National Physical Therapy Month is celebrated each October and is designed to raise awareness about the important role that physical therapists play in helping people decrease pain, improve mobility and engage in healthy lifestyles.
Hunt Regional Healthcare has experienced a criminal cyber attack. By law, we are required to send a letter to all patients in our database using the information provided by the patient at the time of treatment making them aware their private information may have been compromised. This information includes name, address, date of birth and social security number.
Hunt Regional Medical Center in Greenville has been recognized by the North Central Texas Trauma Regional Advisory Council (NCTTRAC) for its 100% performance in the Hospital Preparedness Program (HPP), a program by the U.S. Department of Health and Human Services.
Getting your child all their vaccinations on time is one of the most important things you can do as a parent to ensure your child’s long-term health, as well as the health of friends, classmates, and others in your community.
Because most preteens get their shots in the month of August before school begins, it can be difficult to get in to see your child’s doctor or nurse. Make an appointment to get your child vaccinated earlier this summer and beat the back-to-school rush!
Necrotizing fasciitis is a rare bacterial infection that spreads quickly in the body and can cause death.
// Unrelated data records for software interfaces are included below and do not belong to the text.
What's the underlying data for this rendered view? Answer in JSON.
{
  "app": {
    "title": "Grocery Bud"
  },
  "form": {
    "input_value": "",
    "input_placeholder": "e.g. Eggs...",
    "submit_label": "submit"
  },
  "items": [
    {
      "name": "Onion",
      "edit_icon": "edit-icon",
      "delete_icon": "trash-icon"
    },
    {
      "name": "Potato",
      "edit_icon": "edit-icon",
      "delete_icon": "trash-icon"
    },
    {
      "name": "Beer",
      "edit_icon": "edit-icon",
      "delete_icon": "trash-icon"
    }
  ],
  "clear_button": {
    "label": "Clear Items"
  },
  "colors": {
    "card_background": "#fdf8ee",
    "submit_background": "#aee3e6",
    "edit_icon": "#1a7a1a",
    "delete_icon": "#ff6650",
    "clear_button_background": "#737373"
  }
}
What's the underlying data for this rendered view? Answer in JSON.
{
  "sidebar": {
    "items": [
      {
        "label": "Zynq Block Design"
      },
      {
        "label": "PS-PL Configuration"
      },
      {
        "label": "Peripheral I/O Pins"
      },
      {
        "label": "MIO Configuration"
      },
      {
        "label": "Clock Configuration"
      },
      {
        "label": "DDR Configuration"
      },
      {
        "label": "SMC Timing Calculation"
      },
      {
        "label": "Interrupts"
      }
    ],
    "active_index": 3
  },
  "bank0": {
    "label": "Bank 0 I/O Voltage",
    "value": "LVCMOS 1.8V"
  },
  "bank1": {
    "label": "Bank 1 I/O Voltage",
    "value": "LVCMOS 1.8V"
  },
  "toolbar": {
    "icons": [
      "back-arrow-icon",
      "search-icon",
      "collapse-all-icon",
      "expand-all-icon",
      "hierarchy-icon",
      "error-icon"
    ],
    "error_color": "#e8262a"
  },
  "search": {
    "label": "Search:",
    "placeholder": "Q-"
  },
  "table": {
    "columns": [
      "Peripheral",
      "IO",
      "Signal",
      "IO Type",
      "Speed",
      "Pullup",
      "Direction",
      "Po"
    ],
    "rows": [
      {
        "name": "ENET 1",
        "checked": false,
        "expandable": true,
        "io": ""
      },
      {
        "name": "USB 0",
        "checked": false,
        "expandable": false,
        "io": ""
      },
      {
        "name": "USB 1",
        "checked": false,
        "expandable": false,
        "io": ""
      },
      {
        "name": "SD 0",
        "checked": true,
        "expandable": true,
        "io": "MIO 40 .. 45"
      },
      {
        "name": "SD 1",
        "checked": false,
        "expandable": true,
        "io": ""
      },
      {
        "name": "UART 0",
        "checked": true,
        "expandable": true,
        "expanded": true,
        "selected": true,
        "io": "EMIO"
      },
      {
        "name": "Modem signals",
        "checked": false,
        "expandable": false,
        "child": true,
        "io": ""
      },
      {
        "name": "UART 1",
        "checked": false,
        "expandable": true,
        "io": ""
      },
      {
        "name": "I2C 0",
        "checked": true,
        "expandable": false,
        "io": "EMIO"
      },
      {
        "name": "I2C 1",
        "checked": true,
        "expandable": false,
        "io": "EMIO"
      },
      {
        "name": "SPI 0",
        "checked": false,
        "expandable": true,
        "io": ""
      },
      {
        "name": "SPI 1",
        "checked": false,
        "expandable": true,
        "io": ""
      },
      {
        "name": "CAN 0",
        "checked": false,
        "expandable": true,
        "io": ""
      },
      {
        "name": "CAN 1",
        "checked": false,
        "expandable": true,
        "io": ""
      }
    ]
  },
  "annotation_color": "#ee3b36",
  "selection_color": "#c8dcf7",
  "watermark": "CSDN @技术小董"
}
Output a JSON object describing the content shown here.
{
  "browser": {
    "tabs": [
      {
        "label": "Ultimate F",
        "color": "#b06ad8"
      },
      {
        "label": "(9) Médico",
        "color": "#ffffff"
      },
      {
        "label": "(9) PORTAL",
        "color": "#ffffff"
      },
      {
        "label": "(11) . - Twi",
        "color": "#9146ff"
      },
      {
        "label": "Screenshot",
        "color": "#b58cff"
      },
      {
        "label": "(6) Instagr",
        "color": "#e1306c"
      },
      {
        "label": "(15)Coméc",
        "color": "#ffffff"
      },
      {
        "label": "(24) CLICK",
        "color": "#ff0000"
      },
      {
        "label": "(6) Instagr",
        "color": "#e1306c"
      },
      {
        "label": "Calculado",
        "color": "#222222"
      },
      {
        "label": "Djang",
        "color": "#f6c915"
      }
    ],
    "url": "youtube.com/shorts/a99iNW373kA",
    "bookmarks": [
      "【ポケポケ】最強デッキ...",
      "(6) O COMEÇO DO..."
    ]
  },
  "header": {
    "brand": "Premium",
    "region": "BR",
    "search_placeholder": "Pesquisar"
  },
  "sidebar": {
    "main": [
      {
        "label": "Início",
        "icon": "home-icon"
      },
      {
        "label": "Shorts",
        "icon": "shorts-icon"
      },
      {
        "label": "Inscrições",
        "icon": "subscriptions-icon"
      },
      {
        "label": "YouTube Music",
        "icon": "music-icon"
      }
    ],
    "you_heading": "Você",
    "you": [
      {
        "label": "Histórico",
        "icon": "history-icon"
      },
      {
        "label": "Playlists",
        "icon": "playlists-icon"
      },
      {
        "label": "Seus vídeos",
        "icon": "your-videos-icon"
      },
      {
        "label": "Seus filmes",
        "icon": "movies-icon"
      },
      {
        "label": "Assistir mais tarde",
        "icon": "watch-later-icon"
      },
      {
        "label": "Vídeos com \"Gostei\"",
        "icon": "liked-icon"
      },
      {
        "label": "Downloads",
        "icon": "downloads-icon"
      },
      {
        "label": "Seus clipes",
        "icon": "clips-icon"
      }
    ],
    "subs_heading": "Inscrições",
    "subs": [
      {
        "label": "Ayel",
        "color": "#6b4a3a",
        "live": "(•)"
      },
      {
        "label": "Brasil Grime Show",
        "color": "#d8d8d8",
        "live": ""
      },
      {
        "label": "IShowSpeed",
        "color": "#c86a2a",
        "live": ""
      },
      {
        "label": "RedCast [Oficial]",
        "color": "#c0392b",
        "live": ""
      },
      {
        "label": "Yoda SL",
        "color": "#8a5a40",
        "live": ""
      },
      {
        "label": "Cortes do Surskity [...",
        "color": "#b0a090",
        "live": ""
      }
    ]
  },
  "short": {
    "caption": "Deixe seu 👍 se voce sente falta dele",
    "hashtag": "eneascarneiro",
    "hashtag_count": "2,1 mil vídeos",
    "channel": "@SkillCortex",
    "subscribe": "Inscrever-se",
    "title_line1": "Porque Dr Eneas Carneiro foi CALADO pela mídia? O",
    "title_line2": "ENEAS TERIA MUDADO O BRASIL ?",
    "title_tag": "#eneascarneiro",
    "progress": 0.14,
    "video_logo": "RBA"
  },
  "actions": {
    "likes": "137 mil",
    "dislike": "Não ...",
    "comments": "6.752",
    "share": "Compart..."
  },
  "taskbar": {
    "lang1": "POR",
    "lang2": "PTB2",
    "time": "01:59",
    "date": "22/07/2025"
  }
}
Accurate diagnosis, rapid antibiotic treatment, and prompt surgery are important to stopping this infection. See a doctor right away if you have a fever, dizziness, or nausea soon after an injury or surgery.
Hunt Regional Healthcare honored Michael Brown as the 2019 PCA of the Year this month. A member of the Hunt Regional Medical Center emergency department staff, Michael was chosen as this year's winner for his dedication to the health of HRMC patients. The award is selected from nominees received by Hunt Regional PCAs and nursing staff.
Dr. Asif Khattak, director of the Level III Neonatal Intensive Care Unit and Hunt Regional Medical Center chief of staff, talks about caring for our smallest patients.
Lyme disease is spread by the bite of an infected tick. In the United States, an estimated 300,000 infections occur each year. If you camp, hike, work, or play in wooded or grassy places, you could be bitten by an infected tick. You and your family can prevent tick bites and reduce your risk of Lyme disease.